Output the full listing exactly as written, with no pictures in it.

****

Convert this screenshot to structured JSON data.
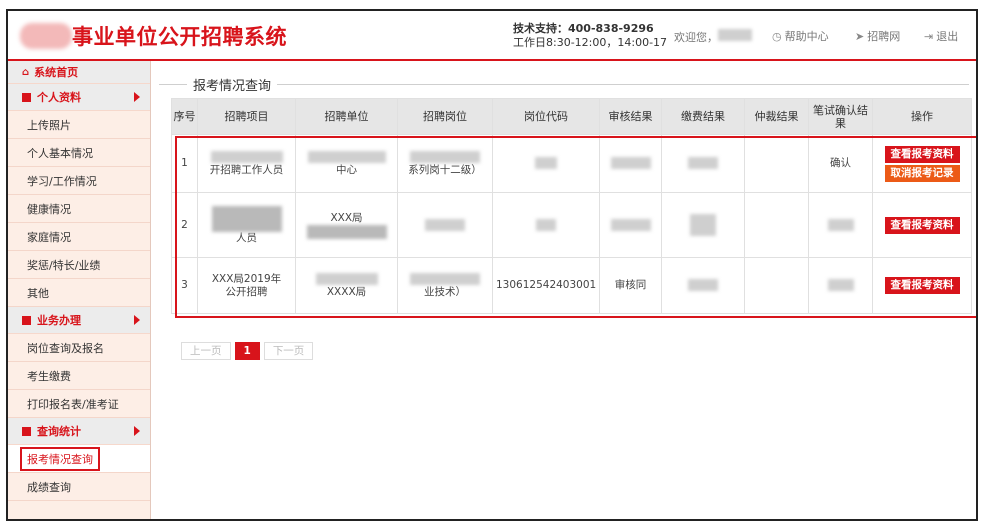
{
  "header": {
    "site_title": "事业单位公开招聘系统",
    "support_phone": "技术支持：400-838-9296",
    "support_hours": "工作日8:30-12:00，14:00-17",
    "welcome": "欢迎您，",
    "help_label": "帮助中心",
    "recruit_label": "招聘网",
    "logout_label": "退出"
  },
  "sidebar": {
    "home": "系统首页",
    "group_personal": "个人资料",
    "personal_items": [
      "上传照片",
      "个人基本情况",
      "学习/工作情况",
      "健康情况",
      "家庭情况",
      "奖惩/特长/业绩",
      "其他"
    ],
    "group_business": "业务办理",
    "business_items": [
      "岗位查询及报名",
      "考生缴费",
      "打印报名表/准考证"
    ],
    "group_query": "查询统计",
    "query_items": [
      "报考情况查询",
      "成绩查询"
    ]
  },
  "main": {
    "section_title": "报考情况查询",
    "columns": [
      "序号",
      "招聘项目",
      "招聘单位",
      "招聘岗位",
      "岗位代码",
      "审核结果",
      "缴费结果",
      "仲裁结果",
      "笔试确认结果",
      "操作"
    ],
    "rows": [
      {
        "no": "1",
        "project_tail": "开招聘工作人员",
        "unit_tail": "中心",
        "post_tail": "系列岗十二级）",
        "exam_confirm": "确认",
        "btn_view": "查看报考资料",
        "btn_cancel": "取消报考记录"
      },
      {
        "no": "2",
        "project_tail": "人员",
        "unit_head": "XXX局",
        "btn_view": "查看报考资料"
      },
      {
        "no": "3",
        "project_head": "XXX局2019年",
        "project_tail": "公开招聘",
        "unit_tail": "XXXX局",
        "post_tail": "业技术）",
        "post_code": "130612542403001",
        "review": "审核同",
        "btn_view": "查看报考资料"
      }
    ],
    "pager": {
      "prev": "上一页",
      "current": "1",
      "next": "下一页"
    }
  }
}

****

▸ **YOUR SOLUTION**:
Convert this screenshot to structured JSON data.
{
  "header": {
    "site_title": "事业单位公开招聘系统",
    "support_phone": "技术支持：400-838-9296",
    "support_hours": "工作日8:30-12:00，14:00-17",
    "welcome": "欢迎您，",
    "help_label": "帮助中心",
    "recruit_label": "招聘网",
    "logout_label": "退出"
  },
  "sidebar": {
    "home": "系统首页",
    "group_personal": "个人资料",
    "personal_items": [
      "上传照片",
      "个人基本情况",
      "学习/工作情况",
      "健康情况",
      "家庭情况",
      "奖惩/特长/业绩",
      "其他"
    ],
    "group_business": "业务办理",
    "business_items": [
      "岗位查询及报名",
      "考生缴费",
      "打印报名表/准考证"
    ],
    "group_query": "查询统计",
    "query_items": [
      "报考情况查询",
      "成绩查询"
    ]
  },
  "main": {
    "section_title": "报考情况查询",
    "columns": [
      "序号",
      "招聘项目",
      "招聘单位",
      "招聘岗位",
      "岗位代码",
      "审核结果",
      "缴费结果",
      "仲裁结果",
      "笔试确认结果",
      "操作"
    ],
    "rows": [
      {
        "no": "1",
        "project_tail": "开招聘工作人员",
        "unit_tail": "中心",
        "post_tail": "系列岗十二级）",
        "exam_confirm": "确认",
        "btn_view": "查看报考资料",
        "btn_cancel": "取消报考记录"
      },
      {
        "no": "2",
        "project_tail": "人员",
        "unit_head": "XXX局",
        "btn_view": "查看报考资料"
      },
      {
        "no": "3",
        "project_head": "XXX局2019年",
        "project_tail": "公开招聘",
        "unit_tail": "XXXX局",
        "post_tail": "业技术）",
        "post_code": "130612542403001",
        "review": "审核同",
        "btn_view": "查看报考资料"
      }
    ],
    "pager": {
      "prev": "上一页",
      "current": "1",
      "next": "下一页"
    }
  }
}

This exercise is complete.